(EXERCISE OBJECTIVE): In the records below, tally the lines that contain the word "Test" and give only that number.

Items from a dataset
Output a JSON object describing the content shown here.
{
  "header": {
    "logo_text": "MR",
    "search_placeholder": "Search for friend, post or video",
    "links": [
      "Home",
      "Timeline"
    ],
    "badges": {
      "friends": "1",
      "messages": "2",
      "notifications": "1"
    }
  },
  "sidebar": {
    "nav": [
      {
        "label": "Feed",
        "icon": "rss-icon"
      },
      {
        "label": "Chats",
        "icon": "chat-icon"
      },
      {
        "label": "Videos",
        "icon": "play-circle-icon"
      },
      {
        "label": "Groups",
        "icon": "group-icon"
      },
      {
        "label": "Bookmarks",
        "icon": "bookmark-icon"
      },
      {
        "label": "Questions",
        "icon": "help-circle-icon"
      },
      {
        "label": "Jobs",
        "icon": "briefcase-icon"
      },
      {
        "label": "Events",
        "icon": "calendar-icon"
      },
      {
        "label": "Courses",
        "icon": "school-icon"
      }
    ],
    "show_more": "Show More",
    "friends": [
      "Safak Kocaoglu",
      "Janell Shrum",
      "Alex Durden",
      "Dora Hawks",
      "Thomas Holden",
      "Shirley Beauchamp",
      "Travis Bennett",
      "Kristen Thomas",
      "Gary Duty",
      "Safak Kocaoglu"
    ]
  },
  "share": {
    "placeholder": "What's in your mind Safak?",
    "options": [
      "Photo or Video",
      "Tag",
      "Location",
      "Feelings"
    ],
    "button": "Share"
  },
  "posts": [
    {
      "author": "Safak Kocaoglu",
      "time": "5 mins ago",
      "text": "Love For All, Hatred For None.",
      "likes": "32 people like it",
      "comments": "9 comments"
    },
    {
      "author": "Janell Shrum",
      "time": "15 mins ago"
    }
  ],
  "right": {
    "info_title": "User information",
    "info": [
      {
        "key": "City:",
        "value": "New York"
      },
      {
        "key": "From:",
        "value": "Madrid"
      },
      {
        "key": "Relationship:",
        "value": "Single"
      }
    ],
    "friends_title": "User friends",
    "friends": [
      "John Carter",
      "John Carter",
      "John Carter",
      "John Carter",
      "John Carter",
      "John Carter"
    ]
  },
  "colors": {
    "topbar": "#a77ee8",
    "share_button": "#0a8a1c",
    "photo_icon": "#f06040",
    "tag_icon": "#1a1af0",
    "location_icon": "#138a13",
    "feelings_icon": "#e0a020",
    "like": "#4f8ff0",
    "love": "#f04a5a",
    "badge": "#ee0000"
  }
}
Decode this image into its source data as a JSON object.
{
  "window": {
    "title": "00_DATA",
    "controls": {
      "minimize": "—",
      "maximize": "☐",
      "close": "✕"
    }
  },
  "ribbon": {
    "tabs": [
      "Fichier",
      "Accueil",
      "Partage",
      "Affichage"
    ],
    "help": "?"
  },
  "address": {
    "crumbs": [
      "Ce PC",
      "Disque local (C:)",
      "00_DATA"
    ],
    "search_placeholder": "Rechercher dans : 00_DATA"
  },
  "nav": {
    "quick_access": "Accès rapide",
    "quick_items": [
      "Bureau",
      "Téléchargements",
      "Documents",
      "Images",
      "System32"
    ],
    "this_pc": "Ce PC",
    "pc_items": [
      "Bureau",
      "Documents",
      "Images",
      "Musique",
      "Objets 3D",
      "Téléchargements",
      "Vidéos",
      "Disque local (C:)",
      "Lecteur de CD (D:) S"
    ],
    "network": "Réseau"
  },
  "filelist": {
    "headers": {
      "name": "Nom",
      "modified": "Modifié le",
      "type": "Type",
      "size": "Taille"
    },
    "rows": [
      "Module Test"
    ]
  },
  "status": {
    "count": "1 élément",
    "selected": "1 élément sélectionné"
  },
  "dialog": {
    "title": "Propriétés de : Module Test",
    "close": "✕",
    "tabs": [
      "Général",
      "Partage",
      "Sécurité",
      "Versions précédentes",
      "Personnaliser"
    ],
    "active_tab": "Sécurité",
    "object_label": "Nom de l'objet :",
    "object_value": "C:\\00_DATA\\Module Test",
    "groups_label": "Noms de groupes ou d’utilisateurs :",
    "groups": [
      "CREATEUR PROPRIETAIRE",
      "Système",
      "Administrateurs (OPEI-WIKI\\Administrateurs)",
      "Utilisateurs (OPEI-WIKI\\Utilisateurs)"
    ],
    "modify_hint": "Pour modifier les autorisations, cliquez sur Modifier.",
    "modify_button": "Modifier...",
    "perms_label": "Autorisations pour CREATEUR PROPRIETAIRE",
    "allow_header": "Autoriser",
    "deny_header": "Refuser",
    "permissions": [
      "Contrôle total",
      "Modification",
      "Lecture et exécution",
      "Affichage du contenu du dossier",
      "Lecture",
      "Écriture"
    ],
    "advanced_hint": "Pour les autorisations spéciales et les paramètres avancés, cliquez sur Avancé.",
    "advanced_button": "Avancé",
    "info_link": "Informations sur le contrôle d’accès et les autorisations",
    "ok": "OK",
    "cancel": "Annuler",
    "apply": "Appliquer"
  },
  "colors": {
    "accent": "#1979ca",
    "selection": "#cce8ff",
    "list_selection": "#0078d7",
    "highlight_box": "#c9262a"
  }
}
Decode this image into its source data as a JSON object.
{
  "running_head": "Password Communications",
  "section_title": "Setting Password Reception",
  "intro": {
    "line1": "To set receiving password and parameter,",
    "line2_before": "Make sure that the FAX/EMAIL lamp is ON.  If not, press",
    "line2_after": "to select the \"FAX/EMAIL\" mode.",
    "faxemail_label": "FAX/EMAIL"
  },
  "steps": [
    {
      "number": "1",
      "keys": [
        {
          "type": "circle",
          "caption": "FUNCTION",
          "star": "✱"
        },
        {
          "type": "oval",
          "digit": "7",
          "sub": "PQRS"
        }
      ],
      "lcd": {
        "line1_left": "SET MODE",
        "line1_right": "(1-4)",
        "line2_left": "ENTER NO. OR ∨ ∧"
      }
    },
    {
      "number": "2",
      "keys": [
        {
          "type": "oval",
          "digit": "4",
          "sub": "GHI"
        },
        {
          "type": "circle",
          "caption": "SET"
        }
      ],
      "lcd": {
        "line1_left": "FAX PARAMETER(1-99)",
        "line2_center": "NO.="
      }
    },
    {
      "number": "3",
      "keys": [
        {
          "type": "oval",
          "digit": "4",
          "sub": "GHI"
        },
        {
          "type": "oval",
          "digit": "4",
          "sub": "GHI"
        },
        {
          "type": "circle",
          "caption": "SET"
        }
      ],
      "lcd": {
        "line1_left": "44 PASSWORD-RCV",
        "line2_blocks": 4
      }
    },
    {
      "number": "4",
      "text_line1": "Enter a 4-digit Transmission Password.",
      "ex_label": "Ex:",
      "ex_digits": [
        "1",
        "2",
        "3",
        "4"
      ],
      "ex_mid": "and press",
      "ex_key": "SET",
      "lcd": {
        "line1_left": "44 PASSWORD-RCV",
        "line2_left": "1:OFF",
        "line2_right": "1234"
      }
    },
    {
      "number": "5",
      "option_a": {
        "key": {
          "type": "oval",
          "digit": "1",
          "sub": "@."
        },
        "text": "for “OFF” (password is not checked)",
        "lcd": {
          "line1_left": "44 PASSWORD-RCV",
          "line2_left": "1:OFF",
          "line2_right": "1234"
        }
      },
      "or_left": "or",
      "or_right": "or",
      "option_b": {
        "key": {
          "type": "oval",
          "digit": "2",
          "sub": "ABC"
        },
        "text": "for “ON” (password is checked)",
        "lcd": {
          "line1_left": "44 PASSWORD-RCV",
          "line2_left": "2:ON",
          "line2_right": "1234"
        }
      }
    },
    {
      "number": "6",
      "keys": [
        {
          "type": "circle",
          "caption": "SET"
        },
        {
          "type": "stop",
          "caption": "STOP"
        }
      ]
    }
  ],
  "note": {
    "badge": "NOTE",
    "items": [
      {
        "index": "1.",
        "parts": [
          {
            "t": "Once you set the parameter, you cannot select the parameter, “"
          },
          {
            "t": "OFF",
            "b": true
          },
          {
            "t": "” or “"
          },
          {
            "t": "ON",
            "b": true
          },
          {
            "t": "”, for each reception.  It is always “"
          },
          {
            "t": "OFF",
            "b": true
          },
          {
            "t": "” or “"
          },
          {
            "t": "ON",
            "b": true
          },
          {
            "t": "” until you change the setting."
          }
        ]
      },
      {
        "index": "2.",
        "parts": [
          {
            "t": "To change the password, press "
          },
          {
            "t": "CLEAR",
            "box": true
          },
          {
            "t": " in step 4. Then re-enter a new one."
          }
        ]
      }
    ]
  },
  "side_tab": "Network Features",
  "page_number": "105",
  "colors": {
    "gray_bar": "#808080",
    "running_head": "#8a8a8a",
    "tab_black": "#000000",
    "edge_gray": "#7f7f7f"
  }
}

(TASK OUTPUT): 3